Stored data:
- Opening Delimiter -
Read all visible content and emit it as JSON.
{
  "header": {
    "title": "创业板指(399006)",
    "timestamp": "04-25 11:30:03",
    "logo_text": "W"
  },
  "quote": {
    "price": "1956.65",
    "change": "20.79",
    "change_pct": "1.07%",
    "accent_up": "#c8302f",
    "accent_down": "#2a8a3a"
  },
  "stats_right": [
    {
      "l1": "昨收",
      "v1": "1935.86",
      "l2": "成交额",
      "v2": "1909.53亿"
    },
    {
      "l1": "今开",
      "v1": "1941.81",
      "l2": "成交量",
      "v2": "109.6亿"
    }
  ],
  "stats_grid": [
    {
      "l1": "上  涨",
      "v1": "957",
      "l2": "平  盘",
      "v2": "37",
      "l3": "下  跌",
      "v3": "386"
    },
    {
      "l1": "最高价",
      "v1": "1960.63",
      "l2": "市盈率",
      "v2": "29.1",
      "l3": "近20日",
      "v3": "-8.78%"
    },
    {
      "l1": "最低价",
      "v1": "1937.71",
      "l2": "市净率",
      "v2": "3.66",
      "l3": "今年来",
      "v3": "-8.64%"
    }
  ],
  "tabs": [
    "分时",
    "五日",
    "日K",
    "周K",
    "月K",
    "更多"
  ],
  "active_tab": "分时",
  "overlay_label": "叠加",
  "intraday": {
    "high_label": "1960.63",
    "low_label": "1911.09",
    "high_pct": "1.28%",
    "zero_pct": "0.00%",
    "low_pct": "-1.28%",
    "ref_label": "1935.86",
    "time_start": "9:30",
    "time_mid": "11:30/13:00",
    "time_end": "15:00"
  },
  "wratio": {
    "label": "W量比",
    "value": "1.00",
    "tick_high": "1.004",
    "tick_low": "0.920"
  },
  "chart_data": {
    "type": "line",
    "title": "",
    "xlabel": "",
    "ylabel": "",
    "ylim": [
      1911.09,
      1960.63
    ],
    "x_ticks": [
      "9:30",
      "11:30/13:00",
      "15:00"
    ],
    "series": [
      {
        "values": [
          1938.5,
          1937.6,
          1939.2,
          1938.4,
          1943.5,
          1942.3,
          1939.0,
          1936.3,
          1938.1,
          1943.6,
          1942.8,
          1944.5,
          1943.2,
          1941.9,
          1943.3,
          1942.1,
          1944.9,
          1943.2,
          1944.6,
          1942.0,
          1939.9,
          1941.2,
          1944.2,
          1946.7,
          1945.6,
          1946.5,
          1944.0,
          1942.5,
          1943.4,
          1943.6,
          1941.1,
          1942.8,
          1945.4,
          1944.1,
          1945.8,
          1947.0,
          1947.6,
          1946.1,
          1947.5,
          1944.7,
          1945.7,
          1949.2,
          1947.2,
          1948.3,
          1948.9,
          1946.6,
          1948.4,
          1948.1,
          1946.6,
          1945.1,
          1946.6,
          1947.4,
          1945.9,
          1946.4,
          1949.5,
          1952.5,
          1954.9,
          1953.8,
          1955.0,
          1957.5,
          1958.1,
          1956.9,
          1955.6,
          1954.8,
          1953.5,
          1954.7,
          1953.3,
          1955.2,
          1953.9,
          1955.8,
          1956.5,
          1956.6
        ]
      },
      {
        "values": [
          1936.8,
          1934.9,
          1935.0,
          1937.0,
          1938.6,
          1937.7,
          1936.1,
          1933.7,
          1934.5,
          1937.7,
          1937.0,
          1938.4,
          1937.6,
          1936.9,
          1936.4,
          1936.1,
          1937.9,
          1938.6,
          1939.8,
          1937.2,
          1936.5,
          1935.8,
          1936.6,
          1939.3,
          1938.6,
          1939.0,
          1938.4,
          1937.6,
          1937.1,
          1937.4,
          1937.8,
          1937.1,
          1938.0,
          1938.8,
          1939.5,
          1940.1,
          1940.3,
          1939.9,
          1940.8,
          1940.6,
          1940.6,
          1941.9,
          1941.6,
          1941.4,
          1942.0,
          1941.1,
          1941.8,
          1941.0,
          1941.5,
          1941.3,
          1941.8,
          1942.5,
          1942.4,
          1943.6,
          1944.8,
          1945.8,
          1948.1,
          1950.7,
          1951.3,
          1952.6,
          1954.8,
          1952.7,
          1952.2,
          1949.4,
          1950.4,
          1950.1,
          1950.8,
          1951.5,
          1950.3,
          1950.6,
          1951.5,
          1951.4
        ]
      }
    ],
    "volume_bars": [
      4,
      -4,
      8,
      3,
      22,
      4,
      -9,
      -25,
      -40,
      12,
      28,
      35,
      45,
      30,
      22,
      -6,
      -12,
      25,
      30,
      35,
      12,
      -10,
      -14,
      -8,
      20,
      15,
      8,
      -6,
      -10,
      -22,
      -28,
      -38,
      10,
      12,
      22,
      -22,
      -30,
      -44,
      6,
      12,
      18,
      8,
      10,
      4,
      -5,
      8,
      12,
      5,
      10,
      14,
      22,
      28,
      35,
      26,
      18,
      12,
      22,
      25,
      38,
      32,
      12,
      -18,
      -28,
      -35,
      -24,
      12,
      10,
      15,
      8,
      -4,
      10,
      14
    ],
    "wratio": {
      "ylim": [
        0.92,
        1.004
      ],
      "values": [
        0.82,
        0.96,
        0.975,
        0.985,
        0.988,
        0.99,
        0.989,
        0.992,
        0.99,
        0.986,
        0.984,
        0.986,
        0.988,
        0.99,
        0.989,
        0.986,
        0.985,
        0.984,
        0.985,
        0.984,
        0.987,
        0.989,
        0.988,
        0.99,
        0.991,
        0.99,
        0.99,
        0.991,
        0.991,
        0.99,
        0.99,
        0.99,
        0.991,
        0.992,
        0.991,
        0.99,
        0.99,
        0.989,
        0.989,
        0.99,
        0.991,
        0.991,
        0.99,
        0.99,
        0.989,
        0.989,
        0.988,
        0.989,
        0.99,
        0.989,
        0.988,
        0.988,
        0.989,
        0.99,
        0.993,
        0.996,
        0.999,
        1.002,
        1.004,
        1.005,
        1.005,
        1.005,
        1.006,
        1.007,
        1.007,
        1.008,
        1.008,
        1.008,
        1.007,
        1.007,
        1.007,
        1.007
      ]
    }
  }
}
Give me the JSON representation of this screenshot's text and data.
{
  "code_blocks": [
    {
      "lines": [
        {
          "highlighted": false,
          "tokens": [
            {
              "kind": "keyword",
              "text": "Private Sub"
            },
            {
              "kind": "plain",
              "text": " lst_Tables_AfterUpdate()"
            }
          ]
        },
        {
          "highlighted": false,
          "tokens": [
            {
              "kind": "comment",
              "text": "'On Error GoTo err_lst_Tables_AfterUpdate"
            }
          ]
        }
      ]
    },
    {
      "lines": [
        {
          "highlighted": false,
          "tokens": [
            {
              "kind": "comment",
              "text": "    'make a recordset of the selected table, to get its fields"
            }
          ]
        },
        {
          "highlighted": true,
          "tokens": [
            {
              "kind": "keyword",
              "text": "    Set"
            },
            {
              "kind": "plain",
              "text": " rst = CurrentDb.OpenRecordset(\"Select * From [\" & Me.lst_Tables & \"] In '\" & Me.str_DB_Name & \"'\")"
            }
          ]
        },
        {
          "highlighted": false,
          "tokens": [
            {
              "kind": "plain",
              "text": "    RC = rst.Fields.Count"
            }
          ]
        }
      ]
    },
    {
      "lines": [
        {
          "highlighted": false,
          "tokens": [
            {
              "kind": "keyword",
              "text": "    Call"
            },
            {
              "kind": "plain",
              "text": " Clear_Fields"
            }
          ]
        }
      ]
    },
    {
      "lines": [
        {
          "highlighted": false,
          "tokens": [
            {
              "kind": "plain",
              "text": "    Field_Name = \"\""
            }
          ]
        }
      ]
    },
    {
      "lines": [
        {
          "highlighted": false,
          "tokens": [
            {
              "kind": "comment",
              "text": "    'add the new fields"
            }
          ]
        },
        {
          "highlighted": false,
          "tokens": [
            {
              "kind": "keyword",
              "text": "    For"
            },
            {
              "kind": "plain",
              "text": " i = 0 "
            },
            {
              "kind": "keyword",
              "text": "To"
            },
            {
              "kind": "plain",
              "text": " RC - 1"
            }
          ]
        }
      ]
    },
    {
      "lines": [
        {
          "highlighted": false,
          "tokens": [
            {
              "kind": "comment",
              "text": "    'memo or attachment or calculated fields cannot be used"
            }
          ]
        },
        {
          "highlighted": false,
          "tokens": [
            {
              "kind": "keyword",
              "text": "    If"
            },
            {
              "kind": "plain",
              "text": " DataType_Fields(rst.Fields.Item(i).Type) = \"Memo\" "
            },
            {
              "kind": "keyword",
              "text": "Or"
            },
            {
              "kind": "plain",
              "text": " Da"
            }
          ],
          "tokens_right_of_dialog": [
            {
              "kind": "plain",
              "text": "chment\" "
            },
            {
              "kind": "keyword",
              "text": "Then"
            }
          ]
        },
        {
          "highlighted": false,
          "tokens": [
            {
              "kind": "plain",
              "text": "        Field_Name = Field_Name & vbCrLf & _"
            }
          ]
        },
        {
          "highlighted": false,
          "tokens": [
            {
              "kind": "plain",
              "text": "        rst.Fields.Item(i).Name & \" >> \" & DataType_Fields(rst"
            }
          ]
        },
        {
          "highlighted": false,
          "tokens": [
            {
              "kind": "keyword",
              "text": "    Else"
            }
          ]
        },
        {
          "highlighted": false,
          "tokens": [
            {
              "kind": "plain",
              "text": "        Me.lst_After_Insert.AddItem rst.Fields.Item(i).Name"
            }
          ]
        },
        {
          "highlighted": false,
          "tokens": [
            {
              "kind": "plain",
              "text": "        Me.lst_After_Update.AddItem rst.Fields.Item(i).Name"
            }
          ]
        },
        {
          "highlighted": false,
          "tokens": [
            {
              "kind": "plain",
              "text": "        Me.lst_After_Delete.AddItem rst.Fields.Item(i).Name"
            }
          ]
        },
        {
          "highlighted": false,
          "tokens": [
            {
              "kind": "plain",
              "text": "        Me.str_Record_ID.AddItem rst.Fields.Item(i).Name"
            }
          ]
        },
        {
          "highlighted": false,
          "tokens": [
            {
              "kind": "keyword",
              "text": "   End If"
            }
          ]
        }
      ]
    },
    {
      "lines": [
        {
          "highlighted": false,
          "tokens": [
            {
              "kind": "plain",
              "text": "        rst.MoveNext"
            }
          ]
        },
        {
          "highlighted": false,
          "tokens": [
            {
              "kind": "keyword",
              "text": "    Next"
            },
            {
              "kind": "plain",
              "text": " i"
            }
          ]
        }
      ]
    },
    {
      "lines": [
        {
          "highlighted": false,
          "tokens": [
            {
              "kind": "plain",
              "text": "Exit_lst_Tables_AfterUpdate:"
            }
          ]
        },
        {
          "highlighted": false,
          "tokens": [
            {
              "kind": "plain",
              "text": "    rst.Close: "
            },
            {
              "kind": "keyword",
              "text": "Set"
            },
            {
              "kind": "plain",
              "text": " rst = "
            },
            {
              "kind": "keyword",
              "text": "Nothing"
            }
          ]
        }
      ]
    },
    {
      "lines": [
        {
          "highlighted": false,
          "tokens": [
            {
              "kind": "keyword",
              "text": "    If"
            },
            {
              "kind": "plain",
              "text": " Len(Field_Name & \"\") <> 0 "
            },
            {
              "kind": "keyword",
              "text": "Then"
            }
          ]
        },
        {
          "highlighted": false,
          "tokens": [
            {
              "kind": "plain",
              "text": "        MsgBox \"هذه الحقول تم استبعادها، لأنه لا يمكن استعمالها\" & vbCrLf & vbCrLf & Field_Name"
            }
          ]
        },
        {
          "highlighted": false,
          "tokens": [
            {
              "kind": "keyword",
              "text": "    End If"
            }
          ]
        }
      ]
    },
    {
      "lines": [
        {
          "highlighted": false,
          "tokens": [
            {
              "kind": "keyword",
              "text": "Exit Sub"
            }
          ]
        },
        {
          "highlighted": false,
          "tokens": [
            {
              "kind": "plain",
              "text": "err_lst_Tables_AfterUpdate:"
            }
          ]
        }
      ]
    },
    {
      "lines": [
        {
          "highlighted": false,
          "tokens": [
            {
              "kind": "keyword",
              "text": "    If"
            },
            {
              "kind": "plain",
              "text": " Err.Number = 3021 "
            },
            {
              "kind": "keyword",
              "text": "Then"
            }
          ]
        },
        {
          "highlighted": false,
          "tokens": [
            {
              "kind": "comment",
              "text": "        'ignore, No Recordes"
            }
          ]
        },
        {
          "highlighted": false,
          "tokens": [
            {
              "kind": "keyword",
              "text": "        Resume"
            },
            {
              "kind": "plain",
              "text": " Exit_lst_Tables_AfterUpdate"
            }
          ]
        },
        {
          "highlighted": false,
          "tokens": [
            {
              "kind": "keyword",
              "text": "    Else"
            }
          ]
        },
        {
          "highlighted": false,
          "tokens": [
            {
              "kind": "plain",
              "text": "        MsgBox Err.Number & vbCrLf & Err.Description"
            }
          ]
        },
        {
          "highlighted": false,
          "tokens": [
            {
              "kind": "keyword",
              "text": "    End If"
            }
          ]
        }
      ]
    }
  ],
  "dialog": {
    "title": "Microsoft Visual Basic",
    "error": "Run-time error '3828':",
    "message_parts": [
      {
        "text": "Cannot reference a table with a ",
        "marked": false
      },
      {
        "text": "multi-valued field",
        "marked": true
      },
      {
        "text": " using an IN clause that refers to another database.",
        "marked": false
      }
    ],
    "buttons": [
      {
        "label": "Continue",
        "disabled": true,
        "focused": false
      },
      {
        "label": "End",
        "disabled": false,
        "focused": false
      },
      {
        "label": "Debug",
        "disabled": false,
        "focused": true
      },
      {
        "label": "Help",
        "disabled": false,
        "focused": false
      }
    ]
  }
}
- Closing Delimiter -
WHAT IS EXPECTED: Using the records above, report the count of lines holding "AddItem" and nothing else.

RESULT OF THIS TASK: 4